Both the US and Britain collectively decided not to inform India about the operation, fearing it would have adverse impact in Pakistan if was leaked from New Delhi.
"Having heard reports that an evolving plan to curb the Pakistani nuclear programme might involve informing the Indian government about US concerns, (US) Ambassador (to Pakistan, Arthur) Hummel suggested that going through with that, especially providing factual information, would have an adverse impact in Pakistan if word of it leaked from New Delhi," said the US Embassy cable issued from New Delhi on November 17, 1978.
Hummel was not worried about leaks from the Nuclear Suppliers Group but "for USG to be seen by Pakistan to be colluding with India in this is [a] totally different matter", said the latest declassified State Department cables.
In response, the State Department said that its officials had instructions not to share US "concerns" with the Indians while the then US Ambassador to India, Robert Francis Goheen observed that the Indian government "has known for some time that we believe Pakistan to be bent on achieving a nuclear weapons capability."
While he believed that the embassy had offered "no factual information," he said that Indian diplomat V Shankar had claimed that Pakistan was "two or three years" away from a nuclear capability.
Apparently Goheen had asked the CIA station to investigate where Shankar might have got this information, but it had "drawn a blank." According to another cable of September 23, 1978, a source at the French White House, the Palais de l'lys'e, informed the US embassy that new information suggested that Pakistan was determined to complete the reprocessing plant "on its own."
To acquire the necessary technology, Pakistan had made "probes in Rome, Tokyo and Madrid" and perhaps elsewhere.

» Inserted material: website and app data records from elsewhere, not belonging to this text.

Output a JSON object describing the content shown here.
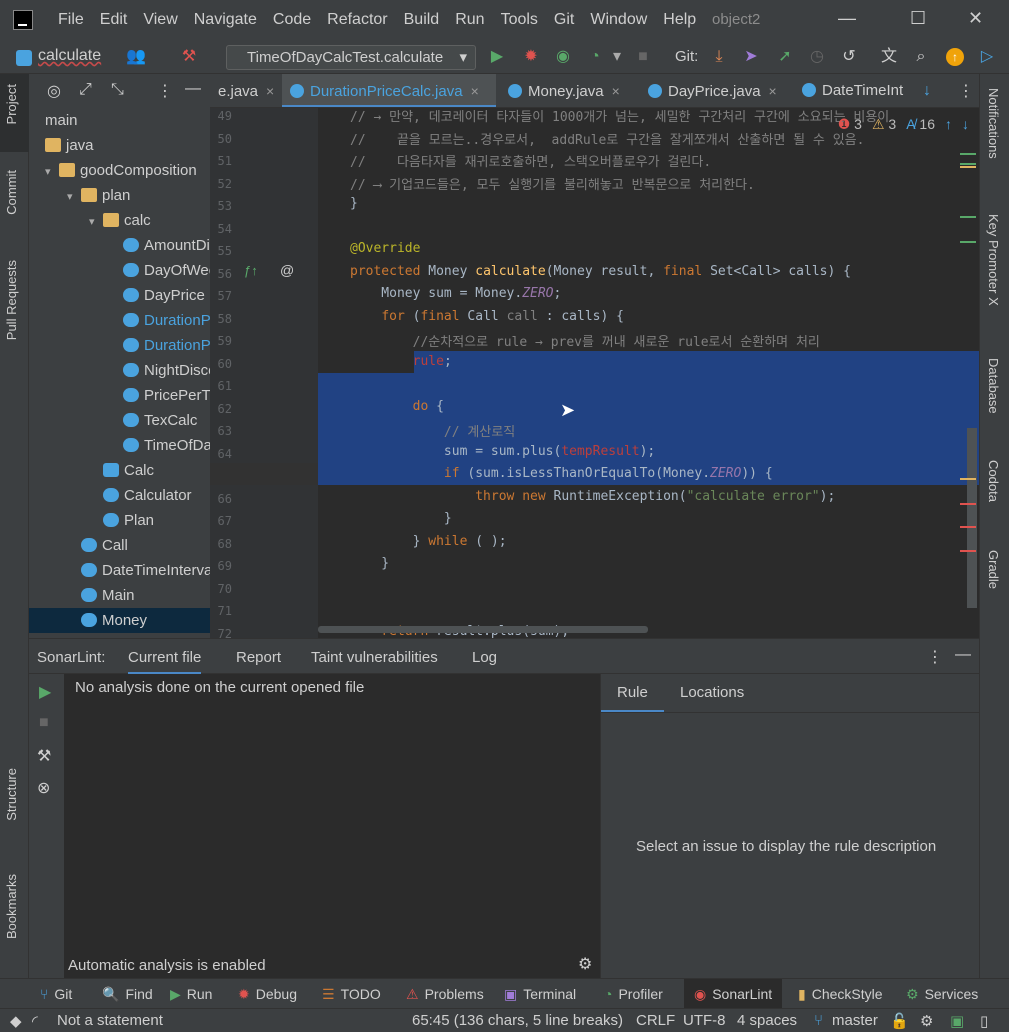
{
  "menubar": {
    "items": [
      "File",
      "Edit",
      "View",
      "Navigate",
      "Code",
      "Refactor",
      "Build",
      "Run",
      "Tools",
      "Git",
      "Window",
      "Help"
    ],
    "project_name": "object2"
  },
  "toolbar": {
    "breadcrumb": "calculate",
    "run_config": "TimeOfDayCalcTest.calculate",
    "git_label": "Git:"
  },
  "left_strip": {
    "project": "Project",
    "commit": "Commit",
    "pull_requests": "Pull Requests",
    "structure": "Structure",
    "bookmarks": "Bookmarks"
  },
  "right_strip": {
    "notifications": "Notifications",
    "key_promoter": "Key Promoter X",
    "database": "Database",
    "codota": "Codota",
    "gradle": "Gradle"
  },
  "project_tree": {
    "rows": [
      {
        "label": "main",
        "indent": 0,
        "icon": "none"
      },
      {
        "label": "java",
        "indent": 0,
        "icon": "folder"
      },
      {
        "label": "goodComposition",
        "indent": 1,
        "icon": "folder",
        "caret": "▾"
      },
      {
        "label": "plan",
        "indent": 2,
        "icon": "folder",
        "caret": "▾"
      },
      {
        "label": "calc",
        "indent": 3,
        "icon": "folder",
        "caret": "▾"
      },
      {
        "label": "AmountDis",
        "indent": 4,
        "icon": "cls"
      },
      {
        "label": "DayOfWee",
        "indent": 4,
        "icon": "cls"
      },
      {
        "label": "DayPrice",
        "indent": 4,
        "icon": "cls"
      },
      {
        "label": "DurationPri",
        "indent": 4,
        "icon": "cls",
        "modified": true
      },
      {
        "label": "DurationPri",
        "indent": 4,
        "icon": "cls",
        "modified": true
      },
      {
        "label": "NightDisco",
        "indent": 4,
        "icon": "cls"
      },
      {
        "label": "PricePerTim",
        "indent": 4,
        "icon": "cls"
      },
      {
        "label": "TexCalc",
        "indent": 4,
        "icon": "cls"
      },
      {
        "label": "TimeOfDay",
        "indent": 4,
        "icon": "cls"
      },
      {
        "label": "Calc",
        "indent": 3,
        "icon": "iface"
      },
      {
        "label": "Calculator",
        "indent": 3,
        "icon": "cls"
      },
      {
        "label": "Plan",
        "indent": 3,
        "icon": "cls"
      },
      {
        "label": "Call",
        "indent": 2,
        "icon": "cls"
      },
      {
        "label": "DateTimeInterval",
        "indent": 2,
        "icon": "cls"
      },
      {
        "label": "Main",
        "indent": 2,
        "icon": "cls"
      },
      {
        "label": "Money",
        "indent": 2,
        "icon": "cls",
        "selected": true
      }
    ]
  },
  "editor_tabs": [
    {
      "label": "e.java",
      "active": false
    },
    {
      "label": "DurationPriceCalc.java",
      "active": true
    },
    {
      "label": "Money.java",
      "active": false
    },
    {
      "label": "DayPrice.java",
      "active": false
    },
    {
      "label": "DateTimeInt",
      "active": false
    }
  ],
  "inspections": {
    "errors": "3",
    "warnings": "3",
    "typos": "16"
  },
  "editor": {
    "lines": [
      {
        "n": "49",
        "html": "<span class=\"cm\">// → 만약, 데코레이터 타자들이 1000개가 넘는, 세밀한 구간처리 구간에 소요되는 비용이</span>"
      },
      {
        "n": "50",
        "html": "<span class=\"cm\">//    끝을 모르는..경우로서,  addRule로 구간을 잘게쪼개서 산출하면 될 수 있음.</span>"
      },
      {
        "n": "51",
        "html": "<span class=\"cm\">//    다음타자를 재귀로호출하면, 스택오버플로우가 걸린다.</span>"
      },
      {
        "n": "52",
        "html": "<span class=\"cm\">// ⟶ 기업코드들은, 모두 실행기를 불리해놓고 반복문으로 처리한다.</span>"
      },
      {
        "n": "53",
        "html": "}"
      },
      {
        "n": "54",
        "html": ""
      },
      {
        "n": "55",
        "html": "<span class=\"an\">@Override</span>"
      },
      {
        "n": "56",
        "html": "<span class=\"kw\">protected</span> Money <span class=\"fn\">calculate</span>(Money result, <span class=\"kw\">final</span> Set&lt;Call&gt; calls) {"
      },
      {
        "n": "57",
        "html": "    Money sum = Money.<span class=\"it\">ZERO</span>;"
      },
      {
        "n": "58",
        "html": "    <span class=\"kw\">for</span> (<span class=\"kw\">final</span> Call <span class=\"cm\">call</span> : calls) {"
      },
      {
        "n": "59",
        "html": "        <span class=\"cm\">//순차적으로 rule → prev를 꺼내 새로운 rule로서 순환하며 처리</span>"
      },
      {
        "n": "60",
        "html": "        <span class=\"err\">rule</span>;"
      },
      {
        "n": "61",
        "html": ""
      },
      {
        "n": "62",
        "html": "        <span class=\"kw\">do</span> {"
      },
      {
        "n": "63",
        "html": "            <span class=\"cm\">// 계산로직</span>"
      },
      {
        "n": "64",
        "html": "            sum = sum.plus(<span class=\"err\">tempResult</span>);"
      },
      {
        "n": "65",
        "html": "            <span class=\"kw\">if</span> (sum.isLessThanOrEqualTo(Money.<span class=\"it\">ZERO</span>)) {"
      },
      {
        "n": "66",
        "html": "                <span class=\"kw\">throw new</span> RuntimeException(<span class=\"st\">\"calculate error\"</span>);"
      },
      {
        "n": "67",
        "html": "            }"
      },
      {
        "n": "68",
        "html": "        } <span class=\"kw\">while</span> ( );"
      },
      {
        "n": "69",
        "html": "    }"
      },
      {
        "n": "70",
        "html": ""
      },
      {
        "n": "71",
        "html": ""
      },
      {
        "n": "72",
        "html": "    <span class=\"kw\">return</span> result.plus(sum);"
      }
    ]
  },
  "sonar": {
    "label": "SonarLint:",
    "tabs": [
      "Current file",
      "Report",
      "Taint vulnerabilities",
      "Log"
    ],
    "message": "No analysis done on the current opened file",
    "auto_analysis": "Automatic analysis is enabled",
    "right_tabs": [
      "Rule",
      "Locations"
    ],
    "rule_hint": "Select an issue to display the rule description"
  },
  "toolstrip": [
    {
      "label": "Git",
      "icon": "git-icon"
    },
    {
      "label": "Find",
      "icon": "find-icon"
    },
    {
      "label": "Run",
      "icon": "run-icon"
    },
    {
      "label": "Debug",
      "icon": "debug-icon"
    },
    {
      "label": "TODO",
      "icon": "todo-icon"
    },
    {
      "label": "Problems",
      "icon": "problems-icon"
    },
    {
      "label": "Terminal",
      "icon": "terminal-icon"
    },
    {
      "label": "Profiler",
      "icon": "profiler-icon"
    },
    {
      "label": "SonarLint",
      "icon": "sonarlint-icon"
    },
    {
      "label": "CheckStyle",
      "icon": "checkstyle-icon"
    },
    {
      "label": "Services",
      "icon": "services-icon"
    }
  ],
  "statusbar": {
    "message": "Not a statement",
    "position": "65:45 (136 chars, 5 line breaks)",
    "line_sep": "CRLF",
    "encoding": "UTF-8",
    "indent": "4 spaces",
    "branch": "master"
  },
  "colors": {
    "accent": "#4a88c7",
    "selection": "#214283",
    "error": "#e0534f",
    "warning": "#e0b461"
  }
}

The source suggested that Pakistan might be trying to develop a nuclear capability so that it could resist "blackmail" from India but not testing a device so that it could avoid an "international outcry", the cable said.